Post Number: 1
|Posted on Friday, October 03, 2008 - 12:48 pm: |
This is my first time posting here, but with the experience that is out in Alembic-land, I hope that I can glean some insight into what is going on. I just bought a 1983 Spoiler and the first thing I noticed was that the pots and Q-switch worked, but the pickup selector switch only gave signal for neck and neck-bridge positions. The bridge position was totally dead. I was a little miffed and felt like I bit the bait in an ebay hoax. But since I liked the shorter scale and the Zebrawood top and laminate of the bass, I decided to keep it. I thought, maybe just maybe, the pick ups might have different power requirements and the battery might be getting on in age (or something else might be wrong that could be remedied by switching batteries). I did so and now the pickup selector switch does not give any signal in any position, not even with the original battery. There do not seem to be any loose soldering points, so I am a little worried that one of the electronic components (which are 26 years old) might have gone kaput. Since I have no skills with either electronics or a soldering iron, that would mean shipping the cadillac of the collection (the spoiler) back to Alembic and paying a pretty penny for diagnosis and possibly a new electronics package. However, I will admit to accidentally having quickly touched the battery terminals to the reversed connector on the 9V adaptor before correcting the connection (positive to where negative should have gone and negative to where positive should have gone). Could that accident have killed the electronics? What is going on? Does anyone know what it would cost (ballpark) to fix this problem, including getting a flight case with a spoiler insert for the necessary shipping?
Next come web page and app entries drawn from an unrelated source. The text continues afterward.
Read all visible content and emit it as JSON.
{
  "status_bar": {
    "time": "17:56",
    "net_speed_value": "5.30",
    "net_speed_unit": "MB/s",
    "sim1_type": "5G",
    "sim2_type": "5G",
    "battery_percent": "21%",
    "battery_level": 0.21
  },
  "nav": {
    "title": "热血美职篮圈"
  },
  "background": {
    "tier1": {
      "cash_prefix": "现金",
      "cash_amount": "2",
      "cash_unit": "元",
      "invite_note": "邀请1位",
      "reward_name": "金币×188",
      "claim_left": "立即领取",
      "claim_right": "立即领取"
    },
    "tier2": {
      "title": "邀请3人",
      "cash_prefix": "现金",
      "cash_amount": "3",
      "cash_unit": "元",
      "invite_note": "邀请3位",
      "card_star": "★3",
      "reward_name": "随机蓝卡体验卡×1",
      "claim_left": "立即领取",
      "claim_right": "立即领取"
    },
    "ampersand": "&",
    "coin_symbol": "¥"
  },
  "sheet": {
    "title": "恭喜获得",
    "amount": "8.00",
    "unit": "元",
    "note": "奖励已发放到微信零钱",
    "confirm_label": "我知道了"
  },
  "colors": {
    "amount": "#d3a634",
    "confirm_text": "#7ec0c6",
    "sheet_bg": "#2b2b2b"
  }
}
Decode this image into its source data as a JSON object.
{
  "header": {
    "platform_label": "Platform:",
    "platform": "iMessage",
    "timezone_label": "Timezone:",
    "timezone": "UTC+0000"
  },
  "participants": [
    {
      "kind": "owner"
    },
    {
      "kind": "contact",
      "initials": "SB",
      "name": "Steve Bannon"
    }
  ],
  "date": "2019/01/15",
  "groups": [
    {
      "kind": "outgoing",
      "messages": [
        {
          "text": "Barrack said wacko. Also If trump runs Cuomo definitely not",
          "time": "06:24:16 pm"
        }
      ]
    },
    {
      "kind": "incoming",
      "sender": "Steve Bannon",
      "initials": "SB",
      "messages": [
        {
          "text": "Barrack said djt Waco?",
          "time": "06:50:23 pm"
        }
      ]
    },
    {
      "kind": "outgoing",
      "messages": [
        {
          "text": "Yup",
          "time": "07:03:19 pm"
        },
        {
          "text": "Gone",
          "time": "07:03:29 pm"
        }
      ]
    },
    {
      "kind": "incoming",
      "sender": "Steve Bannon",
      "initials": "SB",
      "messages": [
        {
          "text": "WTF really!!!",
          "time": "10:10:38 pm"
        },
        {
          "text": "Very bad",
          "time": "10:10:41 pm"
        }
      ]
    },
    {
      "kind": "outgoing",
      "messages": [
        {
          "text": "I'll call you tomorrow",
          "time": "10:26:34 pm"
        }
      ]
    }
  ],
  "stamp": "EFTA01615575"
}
Thanks much, especially if you read all the way to the end.
Post Number: 1132
|Posted on Friday, October 03, 2008 - 1:08 pm: |
First have you tried swapping the pickup connectors to see if it is in the pickup itself or the electronics?
If it is determined to be in the electronics or pickups you should not have to send the complete bass in for repair. All you should have to do is remove the electronics/pickups and send those in. It is much cheaper that way. As far as cost the folks at Alembic will have to answer that.
Post Number: 2
|Posted on Friday, October 03, 2008 - 2:52 pm: |
I'm not very handy with the requisite tools, and I am a bit worried about installation and de-installation. I'll have to go back and check all the connections to the pots and switches tonight, but everything I remember seeing underneath the control plate was soldering, not the nifty new gold plated, friction locking connections that I think they have now. Also, I cannot get signals from either pickup when they are selected individually or together by the selection knob, so I can't really tell about the pick-ups alone. I think that I may be able to do electronics surgery with my Fender Aerodyne, but I'm a little scared to mess with something that has more electronics in it than the T-800's neural-net processor.
Even so, are you saying that it ought to be pretty straightforward to take the pickups out and send them and the electronics package to Alembic for diagnosis and repair?
Post Number: 906
|Posted on Friday, October 03, 2008 - 6:26 pm: |
If the connections are soldered then they've been changed or altered somewhere along the line. All Alembic connections use those nifty connectors...
If you have the ability to take a digital photo of the electronics cavity and post it here there are quite a few members who will be able to help you troubleshoot.
Post Number: 5625
|Posted on Friday, October 03, 2008 - 7:13 pm: |
First, even if you replaced with a brand-new fresh out of the package battery, try another one. It's a simple thing to eliminate as the possible source of the problem.
There's no charge (except for the shipping) to test the electronics, but Keith's advice about swapping the pickup leads is right on. Likewise Toby's advice if the pickups are soldered on the board (or worse - soldered on the posts of the connectors).
First, determine which positions of the switch are working and which pickup(s) can be heard in each position. This is best performed by starting with the most counterclockwise rotation, which should have no output since it's standby.
Position 2 should have only one pickup. Confirm by tapping the pickup lightly with a screwdriver or other handy ferrous object. Position 3 should have both pickups, and position 4 should have the pickup that couldn't be heard in position 2.
The pickups are identical, save the cable length to reach the cavity, so you can safely swap leads to test if the problem is in one of the pickups or is in the electronics.
If you can find a local source for the 2024 IC that's socketed to the board, it's worth replacing. Just make sure you line up pin 1 on the op amp and the socket or you'll burn out the op amp. Pin 1 is denoted by a notch, a molded numeral 1 or a molded circle. Don't rely on the printing on the chip as it is not standardized.
If you need to send your electronics in, please contact me by email (in my profile) before you remove the electronics for some help to make sure you can get them here safely and installed safely.
Post Number: 3
|Posted on Friday, October 03, 2008 - 9:13 pm: |
Whoops... you all were right about the electronics: the pickup leads slid off the board without a hitch...my bad. I'll test the pickups tomorrow, and if I can't get a signal with fresh batteries, I'll be in contact with Mica to solve the electronics problem. Thanks everyone for your advice and your patience.